123 members of my extended family were murdered in the Holocaust. Among them was my stepmother Rachel Wiener (nee Wurtzel). She was murdered in Auschwitz on February 18, 1943 at the age of 49. I am taking the liberty to mention her here, because of her virtues. She was an Eshet Chyile mi yimca, A woman of valor; she was more precious than rubies (Proverbs 31:30-31) Rachel never begrudged the wealthy, and had a tireless compassion for the poor. She handed out food to the needy and the sick in peaceful times, and continued to do so even during the war, when our own food supply was scarce. Before we sat down to eat our meal, Rachel had me carry out a plate of cooked food to a lonely tenant in our building. When a classmate of mine was sick, she sent me to his house with her baked goodies. There were no get well cards in those days. I recall her frequent use of sayings, such as, “There are two ways to deal with the cold—put on a fur coat to be warm, or light a fire so that others can be warm, too.” The element of self-sacrifice was part of her constitution. She had faith that somehow the Almighty would replenish her resources. Rachel deemed God to be her father in heaven, and trusted him as a secure child trusts a dependable parent. Rachel never flaunted her own virtues and never derided others. She was unfailingly kind, and would rather listen than talk. Her motto was, “We were given two ears, but only one tongue—to teach us that we should listen twice as much as we speak. The key to all good human relations is listening. When your loved ones are talking, listen to them as if it were the last time hearing them.” Rachel’s sense of morality was to embrace everybody with kindness. She derived pleasure from imparting happiness to others. She shunned gossip and chitchat. I remember her saying, “Gossip harms three people—the one who is gossiping, the one who is listening, and the one who is being gossiped about.

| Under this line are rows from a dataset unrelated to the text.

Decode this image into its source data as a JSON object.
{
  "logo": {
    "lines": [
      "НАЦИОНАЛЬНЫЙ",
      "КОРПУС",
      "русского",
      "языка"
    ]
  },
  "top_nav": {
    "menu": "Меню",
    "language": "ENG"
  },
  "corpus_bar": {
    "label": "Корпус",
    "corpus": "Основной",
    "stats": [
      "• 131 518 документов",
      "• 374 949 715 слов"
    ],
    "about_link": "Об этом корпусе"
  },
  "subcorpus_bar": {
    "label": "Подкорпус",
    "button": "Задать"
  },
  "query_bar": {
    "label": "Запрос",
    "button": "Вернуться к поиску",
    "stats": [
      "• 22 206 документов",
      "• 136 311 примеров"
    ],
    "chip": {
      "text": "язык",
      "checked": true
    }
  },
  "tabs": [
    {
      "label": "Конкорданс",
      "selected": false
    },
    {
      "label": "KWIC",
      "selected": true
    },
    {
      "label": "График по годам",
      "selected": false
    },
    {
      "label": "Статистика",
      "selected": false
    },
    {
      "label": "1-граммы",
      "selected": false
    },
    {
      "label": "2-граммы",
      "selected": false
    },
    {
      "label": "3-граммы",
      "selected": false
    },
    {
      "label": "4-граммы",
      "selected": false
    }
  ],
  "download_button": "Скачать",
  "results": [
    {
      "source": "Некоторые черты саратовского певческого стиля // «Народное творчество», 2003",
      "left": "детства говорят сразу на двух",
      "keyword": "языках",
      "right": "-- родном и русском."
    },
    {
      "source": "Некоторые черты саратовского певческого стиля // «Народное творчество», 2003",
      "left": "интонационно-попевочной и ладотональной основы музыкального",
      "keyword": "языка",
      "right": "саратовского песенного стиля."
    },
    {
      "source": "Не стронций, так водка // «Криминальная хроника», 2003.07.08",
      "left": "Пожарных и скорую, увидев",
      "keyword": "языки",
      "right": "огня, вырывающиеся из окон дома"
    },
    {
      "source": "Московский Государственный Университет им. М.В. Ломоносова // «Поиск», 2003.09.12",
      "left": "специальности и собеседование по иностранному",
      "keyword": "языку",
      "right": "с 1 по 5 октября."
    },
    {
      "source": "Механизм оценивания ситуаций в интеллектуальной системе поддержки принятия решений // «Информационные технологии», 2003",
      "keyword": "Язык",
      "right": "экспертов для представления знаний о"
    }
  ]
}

Our sages said:” A wise person is the one who learns from his or her experience. The wisest person is the one who learns from somebody else’s experience. Thanks to Rabbi Posen and Lois Shenker for sharing theirs in such a unique literary format.